Most of the time, I find genre classifications very helpful. On a certain level, I enjoy knowing what to expect when I approach a book. It makes for an easier reading experience, right? When you’re in the mood for a story with equal parts love and adventure, you might be happiest with a romp. When you’re in the mood for an adventure that pushes the boundaries of the known world, you might be happiest with some science fiction. When you’re in the mood for a story that explores sexuality, you might enjoy some erotica. Genres make it easier to match books to your reading mood, and that can make for happier reading.
But sometimes I wonder if it also produces more complacent reading. If you know what to expect going into a book and if your expectations are usually met, isn’t it easy to start reading to your expectations, finding in your reading only what you expect to find? And when that method of reading becomes your comfortable habit — it’s so easy — what’s going to make you break free?
When I started reading Blood Mate, I had no idea what to expect. Was it paranormal? Yeah, I guess… I mean, it’s about a vampire, so I guess it qualifies. Was it a romance? No, not really. Was it erotica? Ish? Was it dark erotica? Sort of, but it’s not actually as dark as you’d expect. So what is it? It’s exactly what it says it is: a dark fairy tale.
Here’s the blurb, courtesy of Goodreads:
Blood Mate, a dark fairy tale…
Nicole has been happily married to big shot attorney, Dominic Rose for ten years, but soon after their anniversary he grows cold—as if she doesn’t exist. Meanwhile, another man has been pursuing her far too intently for comfort.
August Corinth is a six-hundred-year-old vampire, cursed to kill and suffer the pain of his victims each night until he can find the one woman who can resist his thrall, his blood mate. Once he’s found her, there are no lines he won’t cross to claim the promised salvation even if it means taking away everything and everyone she loves.
I found, reading it, that when I took it at literal face value, I didn’t really get what was going on, and I didn’t like it much. But I took an Olympics-induced break about halfway through and spent a few days thinking about the story, about my expectations, and about whether I was reading it properly. I kept going back to that subtitle, a dark fairy tale.
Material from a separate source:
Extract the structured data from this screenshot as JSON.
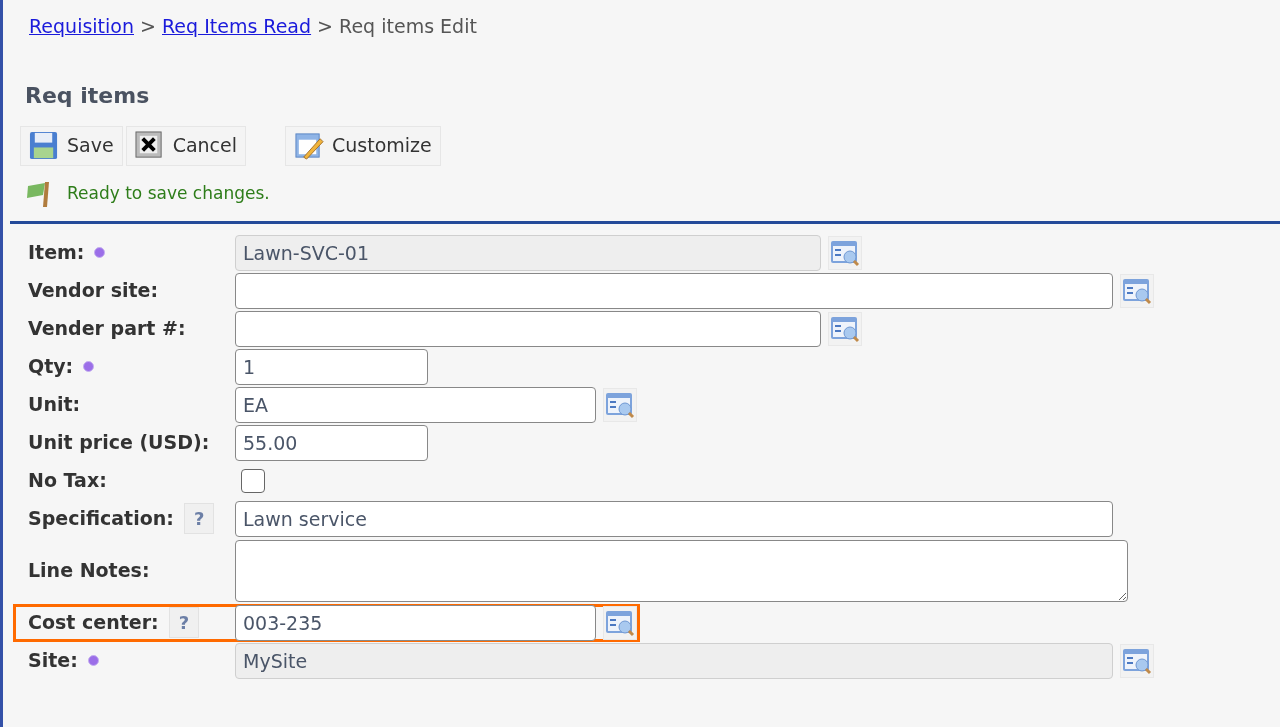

Subtitles are important.
When I started reading Blood Mate as a fairy tale, it transformed. So I went back to the beginning and started it again, approaching it the way I would a myth or epic poem. August is full of that classic, epic arrogance and selfishness, character traits that seem out of place in a modern story but fit right in an epic tale.
(Epics are full of these douchey dude characters who manipulate and destroy — often specifically destroying the lady characters — and then bitch and moan when everything doesn’t turn out perfectly for them. Often, it takes the intervention of the gods to rework the human ending and pitch it in favor of the douchey dude. Hey, Odysseus, I’m looking at you.)
From his first appearance in Blood Mate, August Corinth typifies the epic douchebag. He is remarkably self-centered, and his response to every hint of adversity is self-pity and a fundamental expectation that his happiness trumps everything. He is, then, in addition to being an actual vampire with the fangs and the blood sucking, an emotional vampire, toxic in his selfishness, forever taking, demanding everything out of life. The emotional vampirism goes one further as August uses his bond with Nicole to remove her painful emotions after the various traumas she experiences at his hands.
He’s not a damn romantic hero, and I don’t think he’s cast as one.
On the flip side, there’s Nicole, who’s kind of a cipher, clinging to seemingly insignificant pieces of identity as she lives in the shadow of first one then another man who claims her as mate. With her husband, Nicole clings to her unnecessary job and preference for sweet coffee drinks. With August, Nicole clings to her identity as Dominic’s beloved and struggles to maintain her sense of self as all her emotions are leeched away.
If you try to read the story in a straightforward and modern way, expecting the kinds of things you usually expect, you’ll probably be disappointed. There isn’t really a resolution for August, Nicole, or Dominic. August doesn’t exactly grow in self-awareness, and Nicole doesn’t achieve any clear peace or positive reward for all her sacrifice and struggle. And Dominic… I think maybe that guy’s more of a winner than either August or Corinth.
But, if you abandon your expectations — more than that, if you actively question why you even have those expectations in the first place — you’re in for an interesting read and an even more interesting period of reflection after the reading is done. Who is the hero in this book? Who is the victim? Whose path is righteous? Who wins at the end? And, honestly, why do we approach books expecting a clear winner or loser?
I’ll be honest… I’m not really sure what the ending of Blood Mate is all about. I’m a reasonably intelligent human being, but the ending — kind of like the last scene of The Sopranos — leaves a big question mark for readers and refuses to make it easy on us. So what happened and what does it all mean? That’s for you to decide. And isn’t it fucking awesome that you have that kind of power as a reader?
Blood Mate was released by the author on January 30, 2014. For more information about the book, please click on the cover image above to visit the book’s page on Goodreads. If you’re curious about Kitty Thomas, check out her website.
*FTC Disclosure – I received an e-galley from the author in exchange for an honest review.*